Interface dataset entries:
BEGIN
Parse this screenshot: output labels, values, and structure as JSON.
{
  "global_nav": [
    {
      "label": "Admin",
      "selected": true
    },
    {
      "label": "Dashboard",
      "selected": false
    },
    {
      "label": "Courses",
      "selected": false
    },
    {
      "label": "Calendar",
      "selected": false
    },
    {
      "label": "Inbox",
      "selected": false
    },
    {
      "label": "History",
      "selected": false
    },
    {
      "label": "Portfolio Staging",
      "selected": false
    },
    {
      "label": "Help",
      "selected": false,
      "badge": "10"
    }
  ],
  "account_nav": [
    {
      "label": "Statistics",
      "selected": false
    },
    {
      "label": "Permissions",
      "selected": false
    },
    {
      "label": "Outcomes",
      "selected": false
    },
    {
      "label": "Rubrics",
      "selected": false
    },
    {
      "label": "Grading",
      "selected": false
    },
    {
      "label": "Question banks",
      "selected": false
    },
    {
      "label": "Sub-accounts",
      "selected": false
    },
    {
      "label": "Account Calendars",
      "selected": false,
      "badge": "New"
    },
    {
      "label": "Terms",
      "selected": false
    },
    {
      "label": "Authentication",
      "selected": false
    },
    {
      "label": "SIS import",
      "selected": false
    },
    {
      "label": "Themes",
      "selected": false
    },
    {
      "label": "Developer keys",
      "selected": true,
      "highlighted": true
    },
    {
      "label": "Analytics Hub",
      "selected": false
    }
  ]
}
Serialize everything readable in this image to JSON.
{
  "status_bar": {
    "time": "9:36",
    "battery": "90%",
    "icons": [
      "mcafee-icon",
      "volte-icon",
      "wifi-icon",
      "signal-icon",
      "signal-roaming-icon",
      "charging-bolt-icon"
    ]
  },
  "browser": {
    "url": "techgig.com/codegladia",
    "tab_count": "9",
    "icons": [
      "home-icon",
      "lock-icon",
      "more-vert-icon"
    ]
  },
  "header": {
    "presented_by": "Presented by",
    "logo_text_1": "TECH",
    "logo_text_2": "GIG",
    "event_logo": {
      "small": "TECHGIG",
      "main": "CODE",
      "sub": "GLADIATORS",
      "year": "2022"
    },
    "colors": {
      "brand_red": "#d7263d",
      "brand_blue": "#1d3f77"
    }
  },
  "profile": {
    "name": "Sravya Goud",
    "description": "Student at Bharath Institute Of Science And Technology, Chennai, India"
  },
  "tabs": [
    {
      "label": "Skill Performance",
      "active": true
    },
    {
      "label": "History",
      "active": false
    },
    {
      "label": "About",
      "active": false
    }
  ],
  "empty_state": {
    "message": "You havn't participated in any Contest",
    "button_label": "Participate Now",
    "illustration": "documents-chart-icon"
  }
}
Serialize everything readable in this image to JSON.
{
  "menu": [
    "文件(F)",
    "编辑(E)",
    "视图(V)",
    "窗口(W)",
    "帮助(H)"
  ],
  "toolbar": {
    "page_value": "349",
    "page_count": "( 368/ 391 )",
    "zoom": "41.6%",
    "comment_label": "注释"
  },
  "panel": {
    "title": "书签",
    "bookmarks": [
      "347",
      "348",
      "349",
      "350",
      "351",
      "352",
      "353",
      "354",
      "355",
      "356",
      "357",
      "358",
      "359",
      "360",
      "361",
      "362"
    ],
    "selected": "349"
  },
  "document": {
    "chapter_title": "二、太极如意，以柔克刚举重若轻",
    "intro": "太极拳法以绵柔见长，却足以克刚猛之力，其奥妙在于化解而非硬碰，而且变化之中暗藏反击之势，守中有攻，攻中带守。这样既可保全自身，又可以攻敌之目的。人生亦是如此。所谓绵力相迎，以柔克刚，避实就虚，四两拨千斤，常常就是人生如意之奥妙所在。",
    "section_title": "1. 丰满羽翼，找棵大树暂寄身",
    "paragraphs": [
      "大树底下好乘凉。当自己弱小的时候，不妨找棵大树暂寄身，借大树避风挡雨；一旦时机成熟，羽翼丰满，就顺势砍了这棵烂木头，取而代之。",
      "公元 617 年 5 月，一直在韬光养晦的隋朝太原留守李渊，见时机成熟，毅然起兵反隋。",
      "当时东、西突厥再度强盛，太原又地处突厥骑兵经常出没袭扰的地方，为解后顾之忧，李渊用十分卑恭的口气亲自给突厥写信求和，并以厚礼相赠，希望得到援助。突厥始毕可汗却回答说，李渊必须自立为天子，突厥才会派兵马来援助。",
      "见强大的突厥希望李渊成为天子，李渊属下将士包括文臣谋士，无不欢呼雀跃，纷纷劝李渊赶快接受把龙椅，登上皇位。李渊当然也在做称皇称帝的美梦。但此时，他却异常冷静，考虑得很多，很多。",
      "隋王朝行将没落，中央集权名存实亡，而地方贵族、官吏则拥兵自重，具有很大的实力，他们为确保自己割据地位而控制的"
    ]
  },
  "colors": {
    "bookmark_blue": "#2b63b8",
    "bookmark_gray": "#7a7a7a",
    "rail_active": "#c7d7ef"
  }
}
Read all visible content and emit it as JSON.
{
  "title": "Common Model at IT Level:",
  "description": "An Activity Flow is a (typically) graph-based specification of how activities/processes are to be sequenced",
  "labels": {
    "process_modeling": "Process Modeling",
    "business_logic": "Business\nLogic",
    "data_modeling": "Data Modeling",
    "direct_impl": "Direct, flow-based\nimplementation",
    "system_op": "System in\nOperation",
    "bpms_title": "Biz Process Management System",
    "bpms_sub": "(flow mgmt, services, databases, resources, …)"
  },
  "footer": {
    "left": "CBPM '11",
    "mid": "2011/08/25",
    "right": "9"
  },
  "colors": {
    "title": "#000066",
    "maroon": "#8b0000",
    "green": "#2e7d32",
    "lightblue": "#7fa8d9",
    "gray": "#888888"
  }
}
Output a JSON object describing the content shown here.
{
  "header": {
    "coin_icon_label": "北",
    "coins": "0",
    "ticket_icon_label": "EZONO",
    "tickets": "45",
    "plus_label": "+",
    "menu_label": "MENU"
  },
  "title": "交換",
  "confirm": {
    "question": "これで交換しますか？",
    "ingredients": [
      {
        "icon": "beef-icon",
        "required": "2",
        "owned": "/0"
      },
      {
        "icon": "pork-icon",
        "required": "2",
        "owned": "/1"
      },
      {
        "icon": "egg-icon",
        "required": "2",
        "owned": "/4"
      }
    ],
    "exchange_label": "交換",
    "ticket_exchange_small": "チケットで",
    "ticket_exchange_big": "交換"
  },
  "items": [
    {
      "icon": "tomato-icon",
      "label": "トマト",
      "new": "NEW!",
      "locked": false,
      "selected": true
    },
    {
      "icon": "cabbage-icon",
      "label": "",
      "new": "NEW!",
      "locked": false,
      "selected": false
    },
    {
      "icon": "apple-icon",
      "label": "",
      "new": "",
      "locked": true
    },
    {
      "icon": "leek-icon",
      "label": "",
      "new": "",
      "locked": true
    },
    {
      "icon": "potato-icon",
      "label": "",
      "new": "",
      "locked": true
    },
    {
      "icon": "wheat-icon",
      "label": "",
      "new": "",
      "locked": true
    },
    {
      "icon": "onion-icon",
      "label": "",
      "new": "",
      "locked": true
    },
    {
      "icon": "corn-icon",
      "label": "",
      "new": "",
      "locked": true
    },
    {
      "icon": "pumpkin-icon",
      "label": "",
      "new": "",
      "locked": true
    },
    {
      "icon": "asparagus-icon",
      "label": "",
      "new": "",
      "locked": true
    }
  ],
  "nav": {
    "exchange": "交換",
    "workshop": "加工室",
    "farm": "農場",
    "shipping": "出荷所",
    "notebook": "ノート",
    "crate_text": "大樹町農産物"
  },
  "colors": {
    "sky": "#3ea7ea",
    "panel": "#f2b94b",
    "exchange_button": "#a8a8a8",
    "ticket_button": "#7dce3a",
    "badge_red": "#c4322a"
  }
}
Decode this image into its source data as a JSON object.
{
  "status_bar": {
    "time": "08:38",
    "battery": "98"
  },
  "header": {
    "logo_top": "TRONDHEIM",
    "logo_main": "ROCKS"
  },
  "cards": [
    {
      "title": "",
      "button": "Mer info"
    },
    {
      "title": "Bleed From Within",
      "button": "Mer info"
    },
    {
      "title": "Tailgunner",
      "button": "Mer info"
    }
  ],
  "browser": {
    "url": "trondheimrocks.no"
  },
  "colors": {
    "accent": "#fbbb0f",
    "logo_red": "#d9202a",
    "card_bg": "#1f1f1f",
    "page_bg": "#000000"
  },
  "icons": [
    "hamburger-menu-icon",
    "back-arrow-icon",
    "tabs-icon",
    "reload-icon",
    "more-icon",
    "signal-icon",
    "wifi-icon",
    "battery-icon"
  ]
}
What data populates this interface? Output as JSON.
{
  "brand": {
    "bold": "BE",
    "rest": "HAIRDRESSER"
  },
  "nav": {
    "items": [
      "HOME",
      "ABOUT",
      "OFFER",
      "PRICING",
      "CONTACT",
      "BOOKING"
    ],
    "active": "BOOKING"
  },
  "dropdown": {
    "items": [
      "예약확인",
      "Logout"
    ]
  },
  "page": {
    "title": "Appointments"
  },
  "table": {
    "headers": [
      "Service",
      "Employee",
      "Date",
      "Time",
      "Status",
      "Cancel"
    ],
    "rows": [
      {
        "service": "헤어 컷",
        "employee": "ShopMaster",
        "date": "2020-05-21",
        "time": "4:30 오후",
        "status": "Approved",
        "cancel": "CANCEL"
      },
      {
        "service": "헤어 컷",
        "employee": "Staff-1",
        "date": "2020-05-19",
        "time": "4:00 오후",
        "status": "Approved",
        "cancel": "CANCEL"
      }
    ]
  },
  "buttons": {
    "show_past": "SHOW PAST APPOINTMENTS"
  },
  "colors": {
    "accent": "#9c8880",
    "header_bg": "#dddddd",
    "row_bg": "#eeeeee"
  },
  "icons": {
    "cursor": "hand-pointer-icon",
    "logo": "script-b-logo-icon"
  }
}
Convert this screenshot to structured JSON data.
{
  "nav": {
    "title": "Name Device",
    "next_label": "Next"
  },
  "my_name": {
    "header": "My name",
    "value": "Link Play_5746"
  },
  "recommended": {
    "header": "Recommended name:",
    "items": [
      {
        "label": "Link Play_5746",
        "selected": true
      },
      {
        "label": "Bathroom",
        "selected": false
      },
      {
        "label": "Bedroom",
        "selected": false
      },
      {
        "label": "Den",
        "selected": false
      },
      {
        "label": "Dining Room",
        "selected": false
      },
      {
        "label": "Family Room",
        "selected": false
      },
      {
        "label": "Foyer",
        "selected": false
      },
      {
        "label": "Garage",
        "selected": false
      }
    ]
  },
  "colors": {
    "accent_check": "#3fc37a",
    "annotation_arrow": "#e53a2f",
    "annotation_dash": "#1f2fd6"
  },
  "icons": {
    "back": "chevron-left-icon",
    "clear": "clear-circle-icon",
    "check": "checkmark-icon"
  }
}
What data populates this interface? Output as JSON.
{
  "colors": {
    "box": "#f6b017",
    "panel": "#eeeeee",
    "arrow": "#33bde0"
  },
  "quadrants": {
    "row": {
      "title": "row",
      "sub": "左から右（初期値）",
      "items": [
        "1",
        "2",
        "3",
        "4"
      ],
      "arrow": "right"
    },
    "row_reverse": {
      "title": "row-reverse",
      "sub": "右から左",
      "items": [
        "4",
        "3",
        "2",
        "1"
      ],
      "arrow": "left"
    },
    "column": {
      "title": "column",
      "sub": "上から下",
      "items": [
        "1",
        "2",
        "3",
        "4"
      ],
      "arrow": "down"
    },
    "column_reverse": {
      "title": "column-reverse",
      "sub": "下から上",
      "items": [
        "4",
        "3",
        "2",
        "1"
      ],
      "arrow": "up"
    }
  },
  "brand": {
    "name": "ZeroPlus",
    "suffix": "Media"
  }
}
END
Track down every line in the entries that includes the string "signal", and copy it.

(Answer to this problem)
      "signal-icon",
      "signal-roaming-icon",
    "signal-icon",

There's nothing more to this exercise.